Criminal history searches have long been among the most popular types of background checks. Based on Verified Credentials’ internal research of its clients’ order history, 94% of all organizations include criminal searches in their employment screening activities. But how do those employers know what criminal history search to get?
Ask 100 employers what’s in their criminal background check, and you could get 100 different answers. It’s unique and configurable to meet the needs of your industry, company size, risk level, compliance requirements, and more. If you screen for liability, how you apply and combine different sources of criminal information can potentially help you find more records that could otherwise go unfound.
Despite widespread usage, employers often misunderstand the nuances of how these checks work and what they can possibly return. To help you get the most value out of your background screening program, here’s a foundational look at what criminal history searches are, how they work, and how you might use them to elevate your background screening program.
Types of criminal history searches
Domestic criminal history checks take on various forms depending on what you search. Here’s a quick look at the four most common types of criminal history searches:

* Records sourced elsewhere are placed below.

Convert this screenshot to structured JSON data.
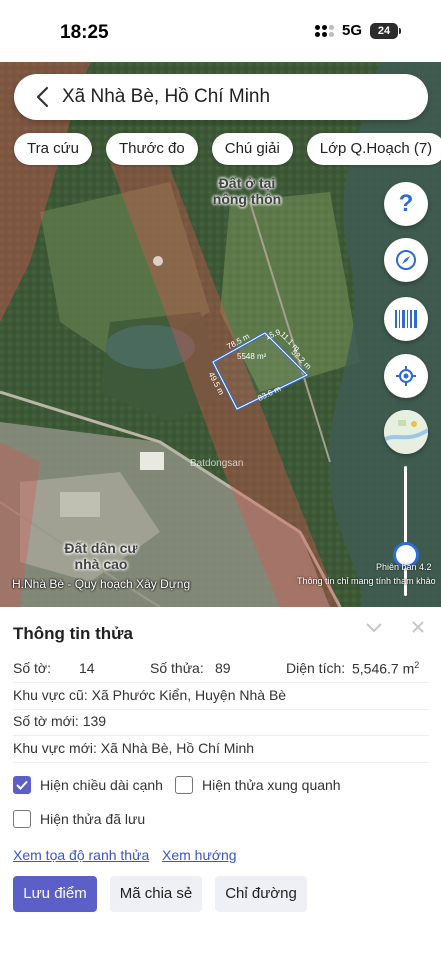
{
  "status_bar": {
    "time": "18:25",
    "network": "5G",
    "battery": "24"
  },
  "search": {
    "text": "Xã Nhà Bè, Hồ Chí Minh"
  },
  "chips": [
    "Tra cứu",
    "Thước đo",
    "Chú giải",
    "Lớp Q.Hoạch (7)"
  ],
  "map": {
    "zone_labels": [
      "Đất ở tại nông thôn",
      "Đất dân cư nhà cao"
    ],
    "parcel": {
      "area": "5548 m²",
      "edges": [
        "78.5 m",
        "15.9",
        "11.1 m",
        "52.2 m",
        "83.6 m",
        "49.5 m"
      ]
    },
    "watermark": "Batdongsan",
    "layer_label": "H.Nhà Bè - Quy hoạch Xây Dựng",
    "version": "Phiên bản 4.2",
    "notice": "Thông tin chỉ mang tính tham khảo",
    "colors": {
      "planning_band": "#d9534f",
      "parcel_outline": "#2d6bd6",
      "accent": "#2d6bd6"
    }
  },
  "panel": {
    "title": "Thông tin thửa",
    "so_to_label": "Số tờ:",
    "so_to_value": "14",
    "so_thua_label": "Số thửa:",
    "so_thua_value": "89",
    "dien_tich_label": "Diện tích:",
    "dien_tich_value": "5,546.7 m",
    "dien_tich_unit_sup": "2",
    "khu_vuc_cu": "Khu vực cũ: Xã Phước Kiển, Huyện Nhà Bè",
    "so_to_moi": "Số tờ mới: 139",
    "khu_vuc_moi": "Khu vực mới: Xã Nhà Bè, Hồ Chí Minh",
    "checkboxes": [
      {
        "label": "Hiện chiều dài cạnh",
        "checked": true
      },
      {
        "label": "Hiện thửa xung quanh",
        "checked": false
      },
      {
        "label": "Hiện thửa đã lưu",
        "checked": false
      }
    ],
    "links": [
      "Xem tọa độ ranh thửa",
      "Xem hướng"
    ],
    "buttons": [
      "Lưu điểm",
      "Mã chia sẻ",
      "Chỉ đường"
    ],
    "primary_color": "#5b5fc7"
  }
}
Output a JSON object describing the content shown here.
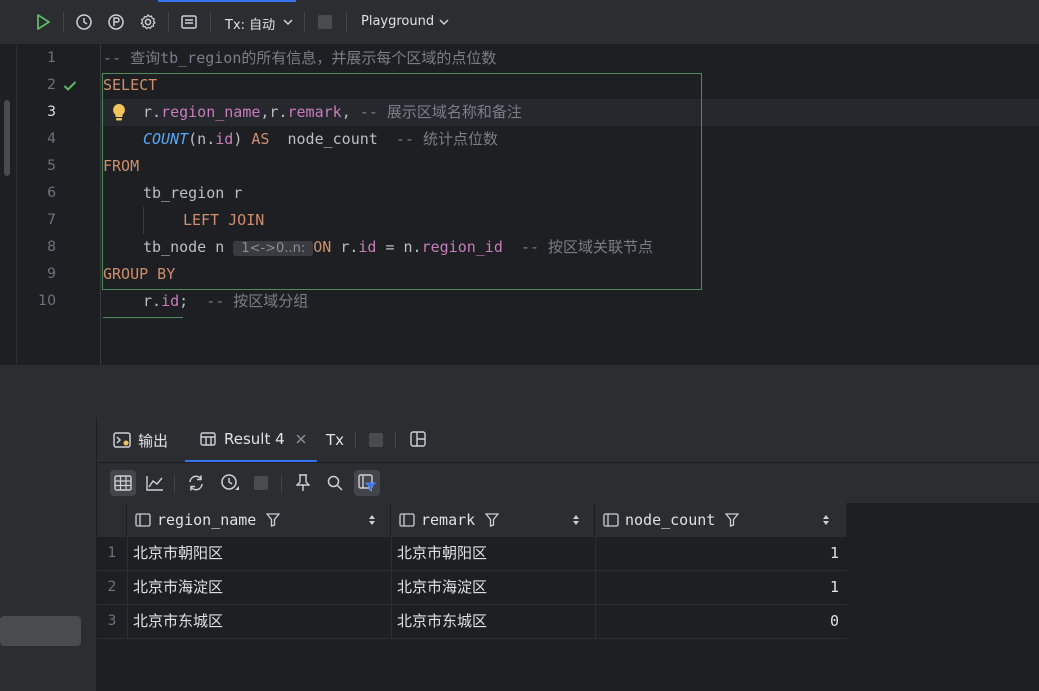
{
  "toolbar": {
    "tx_label": "Tx: 自动",
    "schema_label": "Playground"
  },
  "editor": {
    "line_numbers": [
      "1",
      "2",
      "3",
      "4",
      "5",
      "6",
      "7",
      "8",
      "9",
      "10"
    ],
    "comment_line1": "-- 查询tb_region的所有信息，并展示每个区域的点位数",
    "kw_select": "SELECT",
    "l3_r1": "r.",
    "l3_f1": "region_name",
    "l3_r2": ",r.",
    "l3_f2": "remark",
    "l3_comma": ",",
    "l3_comment": "-- 展示区域名称和备注",
    "l4_fn": "COUNT",
    "l4_p1": "(n.",
    "l4_f": "id",
    "l4_p2": ")",
    "l4_as": "AS",
    "l4_alias": "node_count",
    "l4_comment": "-- 统计点位数",
    "kw_from": "FROM",
    "l6_text": "tb_region r",
    "kw_left_join": "LEFT JOIN",
    "l8_text": "tb_node n",
    "l8_hint": "1<->0..n:",
    "l8_on": "ON",
    "l8_r": "r.",
    "l8_f1": "id",
    "l8_eq": " = n.",
    "l8_f2": "region_id",
    "l8_comment": "-- 按区域关联节点",
    "kw_group_by": "GROUP BY",
    "l10_r": "r.",
    "l10_f": "id",
    "l10_semi": ";",
    "l10_comment": "-- 按区域分组"
  },
  "results": {
    "tabs": [
      {
        "label": "输出"
      },
      {
        "label": "Result 4"
      },
      {
        "label": "Tx"
      }
    ],
    "columns": [
      "region_name",
      "remark",
      "node_count"
    ],
    "rows": [
      {
        "num": "1",
        "region_name": "北京市朝阳区",
        "remark": "北京市朝阳区",
        "node_count": "1"
      },
      {
        "num": "2",
        "region_name": "北京市海淀区",
        "remark": "北京市海淀区",
        "node_count": "1"
      },
      {
        "num": "3",
        "region_name": "北京市东城区",
        "remark": "北京市东城区",
        "node_count": "0"
      }
    ]
  },
  "colors": {
    "keyword": "#cf8e6d",
    "field": "#c77dbb",
    "function": "#56a8f5",
    "comment": "#7a7e85",
    "accent": "#3574f0",
    "run_green": "#5fb865"
  }
}
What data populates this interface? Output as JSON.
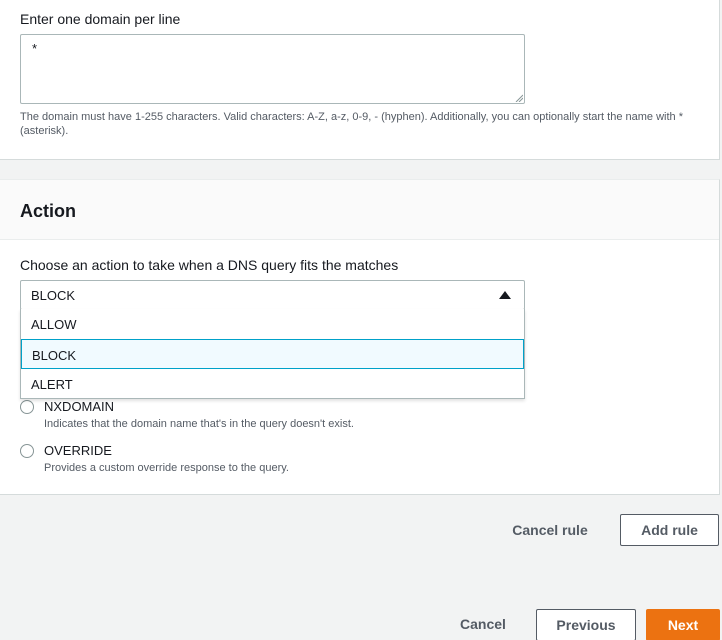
{
  "domains": {
    "label": "Enter one domain per line",
    "value": "*",
    "hint": "The domain must have 1-255 characters. Valid characters: A-Z, a-z, 0-9, - (hyphen). Additionally, you can optionally start the name with * (asterisk)."
  },
  "action": {
    "title": "Action",
    "select_label": "Choose an action to take when a DNS query fits the matches",
    "selected_value": "BLOCK",
    "options": [
      "ALLOW",
      "BLOCK",
      "ALERT"
    ],
    "responses": [
      {
        "label": "NXDOMAIN",
        "description": "Indicates that the domain name that's in the query doesn't exist."
      },
      {
        "label": "OVERRIDE",
        "description": "Provides a custom override response to the query."
      }
    ]
  },
  "rule_buttons": {
    "cancel_rule": "Cancel rule",
    "add_rule": "Add rule"
  },
  "footer": {
    "cancel": "Cancel",
    "previous": "Previous",
    "next": "Next"
  },
  "colors": {
    "primary": "#ec7211",
    "selected_option_bg": "#f1faff",
    "selected_option_border": "#00a1c9"
  }
}
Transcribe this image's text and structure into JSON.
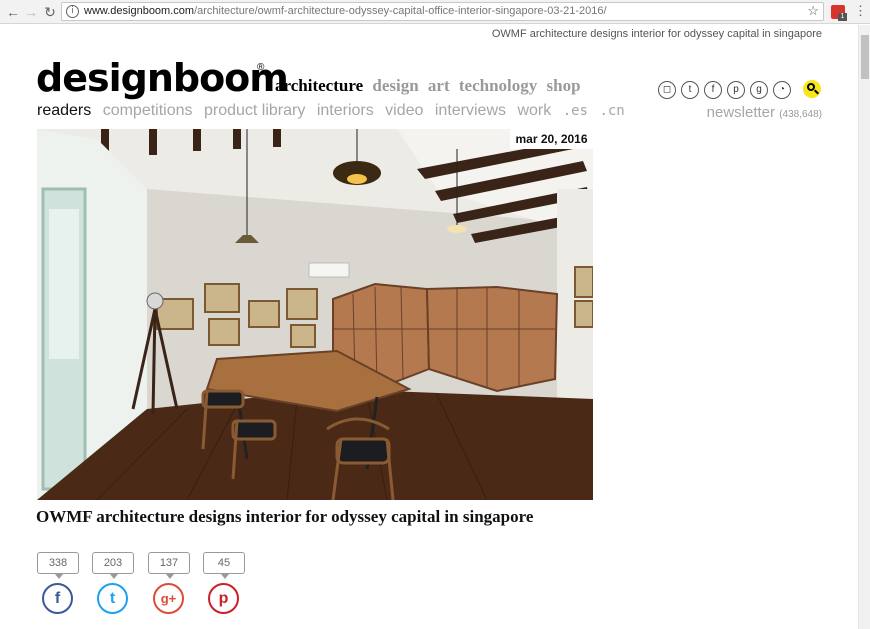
{
  "browser": {
    "url_host": "www.designboom.com",
    "url_path": "/architecture/owmf-architecture-odyssey-capital-office-interior-singapore-03-21-2016/",
    "ext_badge": "1"
  },
  "header": {
    "subtitle": "OWMF architecture designs interior for odyssey capital in singapore",
    "logo": "designboom",
    "logo_mark": "®",
    "main_nav": [
      "architecture",
      "design",
      "art",
      "technology",
      "shop"
    ],
    "sub_nav": [
      "readers",
      "competitions",
      "product library",
      "interiors",
      "video",
      "interviews",
      "work",
      ".es",
      ".cn"
    ],
    "newsletter_label": "newsletter",
    "newsletter_count": "(438,648)",
    "social_icons": [
      "instagram-icon",
      "twitter-icon",
      "facebook-icon",
      "pinterest-icon",
      "googleplus-icon",
      "rss-icon"
    ]
  },
  "article": {
    "date": "mar 20, 2016",
    "title": "OWMF architecture designs interior for odyssey capital in singapore",
    "shares": [
      {
        "network": "facebook",
        "count": "338",
        "glyph": "f",
        "color": "#3b5998"
      },
      {
        "network": "twitter",
        "count": "203",
        "glyph": "t",
        "color": "#1da1f2"
      },
      {
        "network": "googleplus",
        "count": "137",
        "glyph": "g+",
        "color": "#dd4b39"
      },
      {
        "network": "pinterest",
        "count": "45",
        "glyph": "p",
        "color": "#cb2027"
      }
    ]
  }
}
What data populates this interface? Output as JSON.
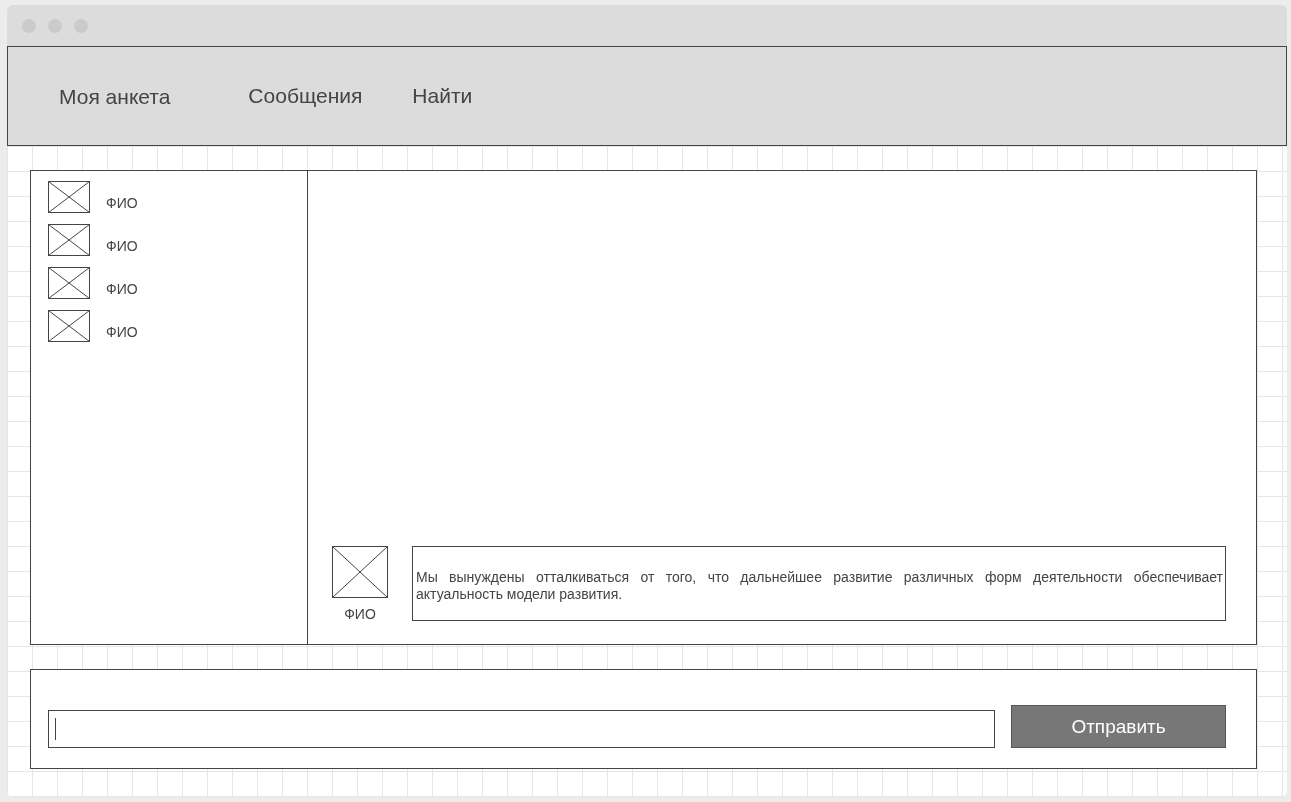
{
  "nav": [
    "Моя анкета",
    "Сообщения",
    "Найти"
  ],
  "contacts": [
    {
      "name": "ФИО"
    },
    {
      "name": "ФИО"
    },
    {
      "name": "ФИО"
    },
    {
      "name": "ФИО"
    }
  ],
  "message": {
    "name": "ФИО",
    "text": "Мы вынуждены отталкиваться от того, что дальнейшее развитие различных форм деятельности обеспечивает актуальность модели развития."
  },
  "composer": {
    "button": "Отправить"
  }
}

County Criminal History Searches – This record type is often sourced directly from county courthouse sources, depending on the county searched. The search is limited to court sources in the particular county. Results include only records for offenses that happened in that county. That means that if a candidate has moved in the past, their record doesn’t move with them.
Looking at multiple counties can potentially help broaden search results. Some HR professionals rely on only candidate-provided past addresses to determine which counties to search. Others may search beyond that. Some check locations of previous employers, where they went to school, and more that may help refine the search. An ID Trace may also be able to help with this. It can potentially find undisclosed places related to the candidate using their social security number.
State Criminal History Searches – If available, most statewide sources are either state criminal repositories or archives maintained by state police. These statewide repositories typically collect county courthouse records from across the specific state. Laws and procedures can vary widely from state to state. There is no standard on how often statewide repositories are updated. It can lead to a situation where the most current records may not be available within the statewide repository.
Federal Criminal History Searches – Federal crimes are entirely different from county or state-level offenses. A federal search looks for records directly from one of the 94 U.S. Federal District Courts. These can reveal federal cases which may involve fraud, embezzlement, tax crimes, and other serious offenses like robbery and kidnapping. Federal criminal history searches are often used for employees with access to secure or financial information.
National Criminal Database Searches – This appears to be a complete database of U.S. records based on the name. But a single source for all records doesn’t actually exist in the country. This nationwide search draws from various sources to look on a broader scale at where a person might have a criminal record. This database draws from thousands of jurisdictions to identify potential records like:
- County courthouses
- Department of Corrections (DOC)
- Offender registries
- And more
All records are then confirmed for accuracy with the original source.
Not all sources are created equal
While it’s helpful to understand the different types of criminal history searches, it’s important to know that data sources can vary. In particular, there’s a difference between searching records directly at the originating source and using database sources.
County criminal history search results come directly from a county source and are typically the most current, complete, and up-to-date records. But state criminal history searches often pull from a broader statewide database of records. This means there can be lag time between updates to the record at the county source and when the record is updated in the statewide database. The potential data gap is often why employers may choose to combine a state search with a look at county-level records.
Similarly, a National Criminal Database search may not be as complete as some think. It’s another good tool to help employers look beyond just the states and counties where a candidate may have worked or lived. There are limits, though. Some employers may choose to use additional database searches, such as a National Sex Offender Registry search, to ensure they search the broadest range of records.
While these are subtle differences, they can significantly impact the results and interpretation. Understanding both the searches and the sources is helpful for employers to know what they are actually getting.
Putting criminal history searches to use
How an organization uses criminal checks will depend on the industry, hiring policies, business goals, and other factors. But Verified Credentials has identified some significant background check trends and commonalities.
For mid-sized and enterprise-level organizations:
- 97% use county searches
- 94% use state searches
- 84% use national criminal database searches
- 49% use federal searches
According to our 2021 Industry Trends Report, across all industries, criminal history searches represent 48% of all background checks ordered in 2020. Notably, the use of statewide criminal searches jumped 22% between 2018 and 2020. This means more employers are pairing a County search with this broader state search.
Courthouse records aren’t the only searches used together, although they may reveal identical records. Roughly 85% of mid to enterprise businesses use a National Sex Offender Registry search in addition to a National Criminal Database search.
Detailed knowledge leads to better alignment
Criminal history searches are the backbone of many screening programs. But like anything else, to get the most value, it helps to know what you’re really working with. Employers that understand the subtle differences between criminal checks can tailor screening to align with company policies and hiring goals.
Want more information on how criminal history searches can help protect your business? Contact Verified Credentials to schedule a call with our team.
Please consult with your legal counsel for any questions about what criminal history sources meet your requirements. They can help guide what background information your organization needs.